Cultured fibroblasts from two sibs with generalized hypertonia, hepatosplenomegaly, and psychomotor retardation within the first year of life were found to have unusual morphologic features. When examined by phase microscopy, the unstained and unfixed cells contained a large number of vacuolated structures whose gross appearance resembled that of a honeycomb in the cell cytoplasm. Electron microscopy studies, following fixation, showed the “honeycombing” to be the result of numerous, closely packed, cytoplasmic, membrane-bound vacuoles. In some of these structures the remains of fibrillogranular material could be detected. Biochemical analysis of crude sonicates of these cells revealed increased levels (4-7 × N) of an acid soluble component that reacted with thiobarbituric acid. Analysis of trimethylsilyl derivatives of this material by gas liquid chromatography and mass spectrometry showed it to be indistinguishable from sialic acid (N- acetylneuraminic acid). Quantitation of this material from the cells of one of the sibs after isolation on a Dowex column yielded 39.8 nmoles of free (unbound) sialic acid per mg protein whereas normal fibroblasts had 1-2 nmoles per mg. Bound sialic acid levels were at the upper limits of normal (24.8 versus 11-23 nmoles per mg protein). The concentration of cytidine monophosphate-sialic acid was normal. After incubation of the patient’s fibroblasts with [3H]-Ar-acetyl- mannosamine for 72 h, there was a 7-fold increase (compared to normal fibroblasts) in the amount of radioactivity in free sialic acid present in the acid soluble fraction. The amount of labeled, bound sialic acid in the acid-insoluble pool, however, was the same in both patient and control fibroblasts.

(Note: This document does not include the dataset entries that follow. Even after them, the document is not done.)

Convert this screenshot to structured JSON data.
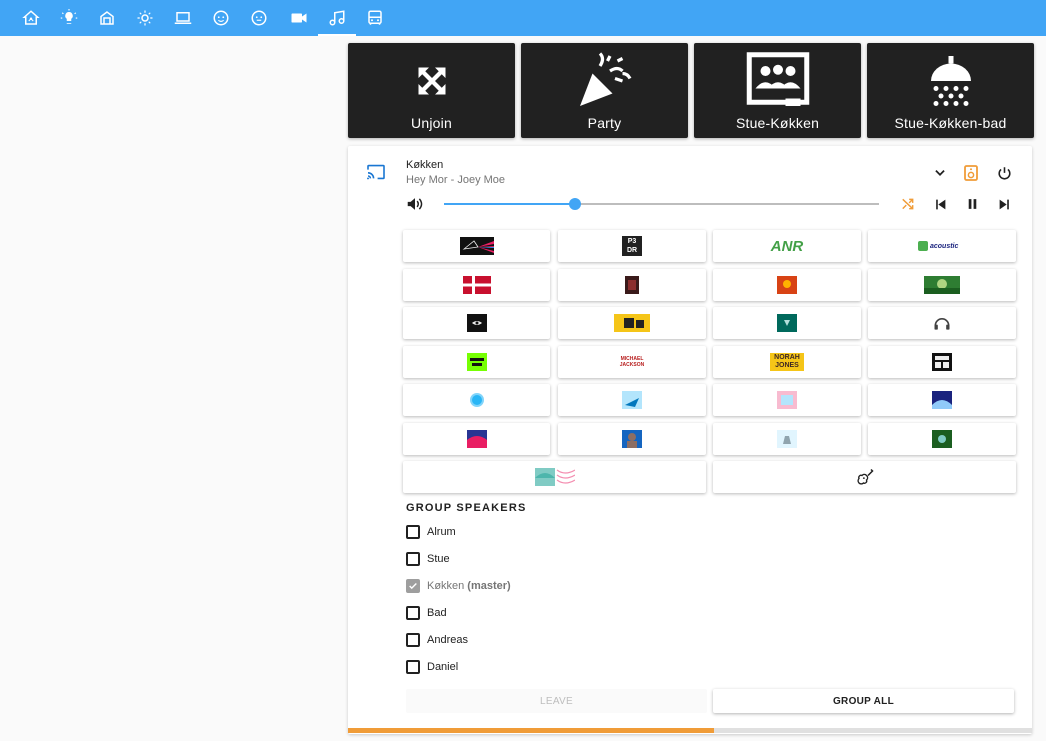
{
  "nav": {
    "tabs": [
      {
        "icon": "home-assistant-icon"
      },
      {
        "icon": "lightbulb-icon"
      },
      {
        "icon": "home-outline-icon"
      },
      {
        "icon": "brightness-icon"
      },
      {
        "icon": "laptop-icon"
      },
      {
        "icon": "baby-face-icon"
      },
      {
        "icon": "baby-face-outline-icon"
      },
      {
        "icon": "video-icon"
      },
      {
        "icon": "music-icon",
        "active": true
      },
      {
        "icon": "bus-icon"
      }
    ]
  },
  "scenes": [
    {
      "label": "Unjoin",
      "icon": "arrow-split-icon"
    },
    {
      "label": "Party",
      "icon": "party-popper-icon"
    },
    {
      "label": "Stue-Køkken",
      "icon": "presentation-group-icon"
    },
    {
      "label": "Stue-Køkken-bad",
      "icon": "shower-icon"
    }
  ],
  "player": {
    "name": "Køkken",
    "now_playing": "Hey Mor - Joey Moe",
    "volume_percent": 30,
    "accent_color": "#41a5f5",
    "shuffle_color": "#f09c38"
  },
  "favorites": [
    {
      "id": "fav-prism",
      "colors": [
        "#1a1a1a",
        "#e91e63",
        "#2196f3"
      ]
    },
    {
      "id": "fav-p3-dr",
      "text": "P3 DR"
    },
    {
      "id": "fav-anr",
      "text": "ANR"
    },
    {
      "id": "fav-acoustic",
      "text": "acoustic"
    },
    {
      "id": "fav-danish-flag",
      "colors": [
        "#c8102e",
        "#ffffff"
      ]
    },
    {
      "id": "fav-album-dark-red",
      "colors": [
        "#3a1a1a",
        "#8b2e2e"
      ]
    },
    {
      "id": "fav-album-red-gold",
      "colors": [
        "#d84315",
        "#ffb300"
      ]
    },
    {
      "id": "fav-album-green",
      "colors": [
        "#2e7d32",
        "#aed581"
      ]
    },
    {
      "id": "fav-album-eye",
      "colors": [
        "#111111",
        "#eeeeee"
      ]
    },
    {
      "id": "fav-album-yellow-black",
      "colors": [
        "#f5c518",
        "#222222"
      ]
    },
    {
      "id": "fav-album-teal",
      "colors": [
        "#00695c",
        "#b2dfdb"
      ]
    },
    {
      "id": "fav-headphones",
      "colors": [
        "#424242",
        "#ffffff"
      ]
    },
    {
      "id": "fav-album-neon",
      "colors": [
        "#76ff03",
        "#111111"
      ]
    },
    {
      "id": "fav-michael-jackson",
      "text": "MICHAEL JACKSON"
    },
    {
      "id": "fav-norah-jones",
      "text": "NORAH JONES"
    },
    {
      "id": "fav-album-bw",
      "colors": [
        "#111111",
        "#eeeeee"
      ]
    },
    {
      "id": "fav-album-sky",
      "colors": [
        "#81d4fa",
        "#29b6f6"
      ]
    },
    {
      "id": "fav-album-bird",
      "colors": [
        "#b3e5fc",
        "#0277bd"
      ]
    },
    {
      "id": "fav-album-pastel",
      "colors": [
        "#f8bbd0",
        "#b3e5fc"
      ]
    },
    {
      "id": "fav-album-navy",
      "colors": [
        "#1a237e",
        "#90caf9"
      ]
    },
    {
      "id": "fav-album-sunset",
      "colors": [
        "#e91e63",
        "#283593"
      ]
    },
    {
      "id": "fav-album-portrait",
      "colors": [
        "#8d6e63",
        "#1565c0"
      ]
    },
    {
      "id": "fav-album-light",
      "colors": [
        "#e1f5fe",
        "#90a4ae"
      ]
    },
    {
      "id": "fav-album-forest",
      "colors": [
        "#1b5e20",
        "#80cbc4"
      ]
    },
    {
      "id": "fav-playlist-waves",
      "colors": [
        "#80cbc4",
        "#f48fb1"
      ]
    },
    {
      "id": "fav-guitar",
      "icon": "guitar-icon"
    }
  ],
  "group": {
    "heading": "GROUP SPEAKERS",
    "speakers": [
      {
        "label": "Alrum",
        "checked": false
      },
      {
        "label": "Stue",
        "checked": false
      },
      {
        "label": "Køkken",
        "checked": true,
        "master_label": "(master)"
      },
      {
        "label": "Bad",
        "checked": false
      },
      {
        "label": "Andreas",
        "checked": false
      },
      {
        "label": "Daniel",
        "checked": false
      }
    ],
    "leave_label": "LEAVE",
    "group_all_label": "GROUP ALL"
  }
}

ASJC Scopus subject areas
- Pediatrics, Perinatology, and Child Health